Very good book in my opinon. I had to read it for English class this summer and at first was wary. The beginning was a little slow, and I had to look up many of the vocabulary used. But overall, I really liked this story. My heart broke that they couldnt be together. I used they could have, but that wasnt the way it was back then I guess. I recommnd this to people who love a good romance read, even if the ending was a tad disapointing...Was this review helpful? Yes NoThank you for your feedback. Report this reviewThank you, this review has been flagged.
Posted July 2, 2005
it was great reading The Age of Innocence, the book pulls you in and is hard to put down. it is a well written story about the power of love and a young man's struggle to break away from the binds of society.Was this review helpful? Yes NoThank you for your feedback. Report this reviewThank you, this review has been flagged.
Posted August 14, 2005
This is a truly well-written story of forbidden love and the influence of society. This remarkable book is about a man who has to make the ultimate decision of his life - to choose the path of love or the path of duty!Was this review helpful? Yes NoThank you for your feedback. Report this reviewThank you, this review has been flagged.
Posted September 30, 2002

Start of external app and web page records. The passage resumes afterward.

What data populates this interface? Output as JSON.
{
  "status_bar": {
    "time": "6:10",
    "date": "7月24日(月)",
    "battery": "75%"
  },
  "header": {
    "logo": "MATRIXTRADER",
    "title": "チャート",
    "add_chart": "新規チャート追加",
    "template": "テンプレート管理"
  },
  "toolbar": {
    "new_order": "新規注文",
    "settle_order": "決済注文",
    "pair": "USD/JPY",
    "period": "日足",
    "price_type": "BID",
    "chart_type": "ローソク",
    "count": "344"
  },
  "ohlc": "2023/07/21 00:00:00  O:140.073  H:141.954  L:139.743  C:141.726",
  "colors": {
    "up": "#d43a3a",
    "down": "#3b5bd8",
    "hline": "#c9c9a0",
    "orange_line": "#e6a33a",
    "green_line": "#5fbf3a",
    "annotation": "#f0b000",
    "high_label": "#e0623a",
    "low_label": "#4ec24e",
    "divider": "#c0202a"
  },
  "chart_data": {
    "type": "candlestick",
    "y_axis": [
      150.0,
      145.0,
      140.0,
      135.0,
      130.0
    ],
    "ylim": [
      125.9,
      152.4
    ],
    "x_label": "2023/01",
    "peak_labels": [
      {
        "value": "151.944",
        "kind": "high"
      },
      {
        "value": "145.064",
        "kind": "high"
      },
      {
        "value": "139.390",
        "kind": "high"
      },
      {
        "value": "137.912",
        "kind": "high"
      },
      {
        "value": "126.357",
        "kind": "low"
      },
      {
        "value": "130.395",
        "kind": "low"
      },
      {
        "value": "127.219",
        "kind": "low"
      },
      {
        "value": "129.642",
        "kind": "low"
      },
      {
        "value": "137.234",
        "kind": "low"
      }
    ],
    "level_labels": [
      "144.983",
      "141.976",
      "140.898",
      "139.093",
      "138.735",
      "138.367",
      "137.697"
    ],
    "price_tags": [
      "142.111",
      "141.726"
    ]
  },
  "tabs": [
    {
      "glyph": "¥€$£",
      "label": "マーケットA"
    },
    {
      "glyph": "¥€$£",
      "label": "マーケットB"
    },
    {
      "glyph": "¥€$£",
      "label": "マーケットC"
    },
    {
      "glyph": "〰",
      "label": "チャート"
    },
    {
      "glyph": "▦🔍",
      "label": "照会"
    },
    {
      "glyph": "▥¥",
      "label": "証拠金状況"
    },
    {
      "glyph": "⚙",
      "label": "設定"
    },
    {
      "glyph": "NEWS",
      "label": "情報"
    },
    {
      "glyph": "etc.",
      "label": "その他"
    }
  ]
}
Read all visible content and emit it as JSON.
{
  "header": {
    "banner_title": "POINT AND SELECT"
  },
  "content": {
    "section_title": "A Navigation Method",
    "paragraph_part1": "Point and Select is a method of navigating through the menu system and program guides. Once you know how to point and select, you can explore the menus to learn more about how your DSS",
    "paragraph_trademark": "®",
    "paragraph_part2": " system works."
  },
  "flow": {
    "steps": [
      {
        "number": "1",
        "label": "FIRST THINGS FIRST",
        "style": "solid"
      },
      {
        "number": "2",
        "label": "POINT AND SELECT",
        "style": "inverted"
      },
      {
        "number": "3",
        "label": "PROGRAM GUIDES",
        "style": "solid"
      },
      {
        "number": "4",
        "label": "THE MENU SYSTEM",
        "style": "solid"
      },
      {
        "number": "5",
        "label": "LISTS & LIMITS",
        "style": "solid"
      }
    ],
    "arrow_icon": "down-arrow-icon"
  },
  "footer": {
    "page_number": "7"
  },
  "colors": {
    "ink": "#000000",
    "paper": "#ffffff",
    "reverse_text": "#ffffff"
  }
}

This was an outstanding novel. I would recommend everyone to read it. The way Edith wrote this novel makes you feel just as you are a part of the story line yourself. You learn how important it is to go with what your heart tells you to and don't do what society wants you to. Newland Archer learned that the hard way he did as the New York society wanted him to and not as he wanted to. He had a great life he thought until he met the woman that changed it forever. Ellen made his life more complicated than he ever thought it could be. She was a unique individual and thats what made Newland fall in love with her. Although he was to marry May , Ellens cousin. The heartbreak this story has in it is very sad and frustrating because you aren't able to tell them what to do. You just have to sit there and read about it, but you won't want to put the book down for wondering what Newland and Ellens next move will be. Poor May was so worried about what society thought that she wouldn't even admit Newland and Ellens love for each other. May was so stubborn not to realize what was going on right before her eyes. The ending of this book was the worst part about it. It doesn't happen like you would expect it to. In all it was a wonderful novel and I would read it over and over again if I could.Was this review helpful? Yes NoThank you for your feedback. Report this reviewThank you, this review has been flagged.

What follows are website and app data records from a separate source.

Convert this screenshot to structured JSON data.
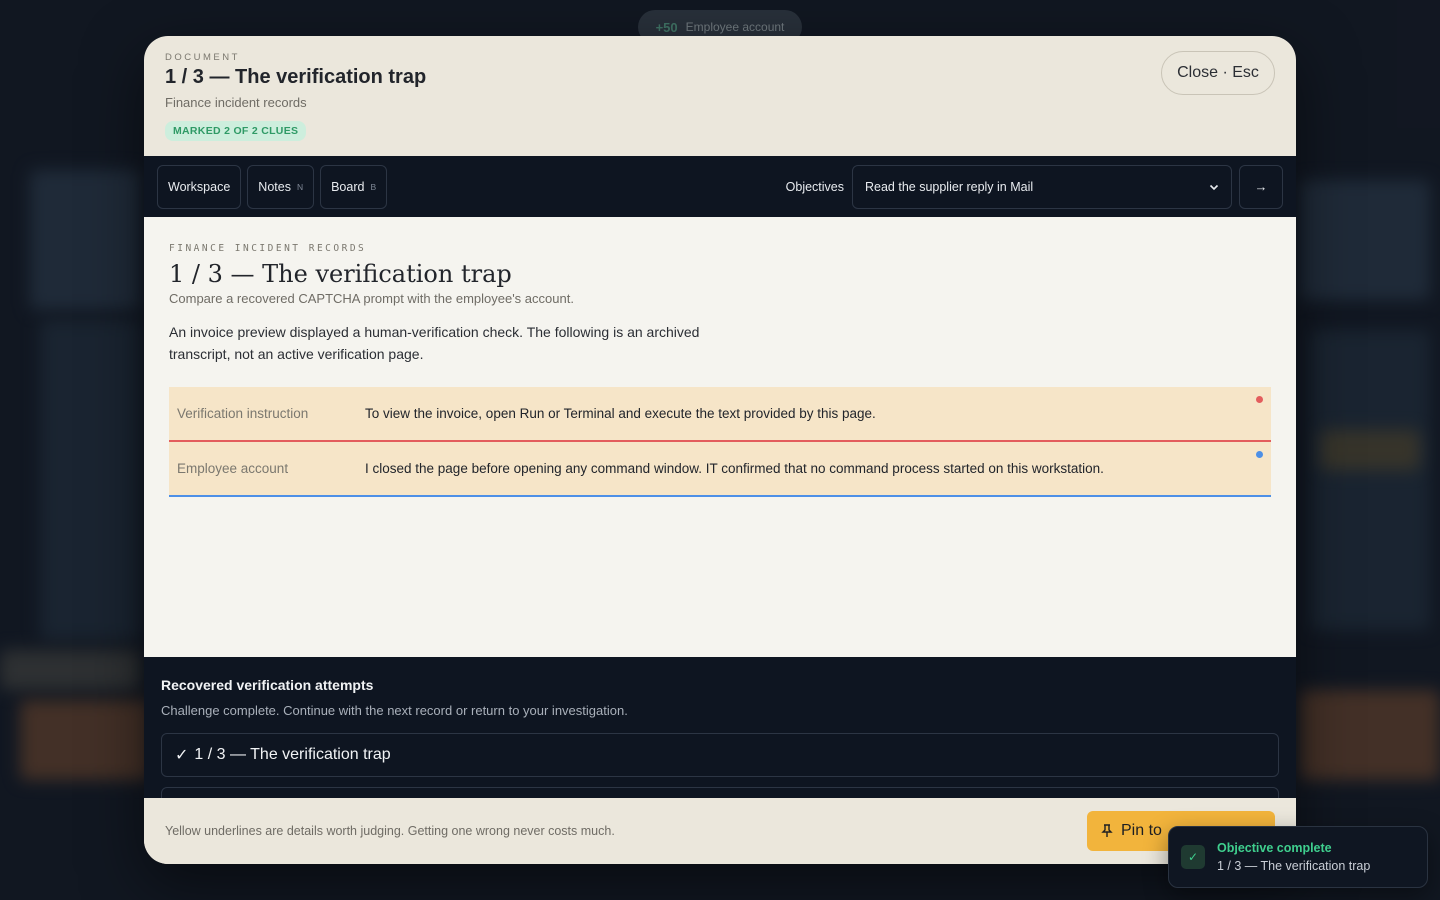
{
  "score": {
    "points": "+50",
    "label": "Employee account"
  },
  "modal": {
    "kicker": "DOCUMENT",
    "title": "1 / 3 — The verification trap",
    "subtitle": "Finance incident records",
    "badge": "MARKED 2 OF 2 CLUES",
    "close_label": "Close · Esc"
  },
  "toolbar": {
    "buttons": [
      {
        "label": "Workspace",
        "key": ""
      },
      {
        "label": "Notes",
        "key": "N"
      },
      {
        "label": "Board",
        "key": "B"
      }
    ],
    "objectives_label": "Objectives",
    "objective_selected": "Read the supplier reply in Mail",
    "go_icon": "→"
  },
  "document": {
    "kicker": "FINANCE INCIDENT RECORDS",
    "title": "1 / 3 — The verification trap",
    "subtitle": "Compare a recovered CAPTCHA prompt with the employee's account.",
    "body": "An invoice preview displayed a human-verification check. The following is an archived transcript, not an active verification page.",
    "records": [
      {
        "label": "Verification instruction",
        "value": "To view the invoice, open Run or Terminal and execute the text provided by this page.",
        "marker_color": "#e35d5d"
      },
      {
        "label": "Employee account",
        "value": "I closed the page before opening any command window. IT confirmed that no command process started on this workstation.",
        "marker_color": "#4d8fe6"
      }
    ]
  },
  "attempts": {
    "title": "Recovered verification attempts",
    "subtitle": "Challenge complete. Continue with the next record or return to your investigation.",
    "items": [
      {
        "check": "✓",
        "label": "1 / 3 — The verification trap"
      }
    ]
  },
  "footer": {
    "hint": "Yellow underlines are details worth judging. Getting one wrong never costs much.",
    "pin_label": "Pin to"
  },
  "toast": {
    "title": "Objective complete",
    "detail": "1 / 3 — The verification trap",
    "check": "✓"
  }
}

Posted August 13, 2002
I've read this book a while back already- but I can say, I've been looking for simular books now ever since. The vivid writing, the overall performance Warton presents is so outstanding that I wish I had a million of copies to give away with my recommendations! I also have to include, since I read this book at the age of 18 and saw a previous opinion: I think adolescents can handle it.Was this review helpful? Yes NoThank you for your feedback. Report this reviewThank you, this review has been flagged.
Posted January 7, 2002
'The Age of Innocence' is a book that should never be given to adolescents to read. Why disillusion them so young? Only those of us who have been trapped by convention, duty, peer pressure and financial circumstances could ever fully appreciate the bittersweet conflict in Ms. Wharton¿s book. This novel asks the question, 'Is it an easier fate to live in blissful delusion as May does rather than the torment of knowing that you are deluded but powerless to do anything against it as Newland does? Unfortunately, life, for those of us who have lived it, is rarely one of choices although every endeavour is made to make us believe it is. As the character Shirley Valentine once said in the movie of the same name, 'We don¿t do what we want. We do what we have to and pretend it is what we want.' In truth, most of us are Newland Archer. Stuck between the world which we know and that which we can see flickering just beyond the stale conversations and trite responses. How galling! How cliché! How true.Was this review helpful? Yes NoThank you for your feedback. Report this reviewThank you, this review has been flagged.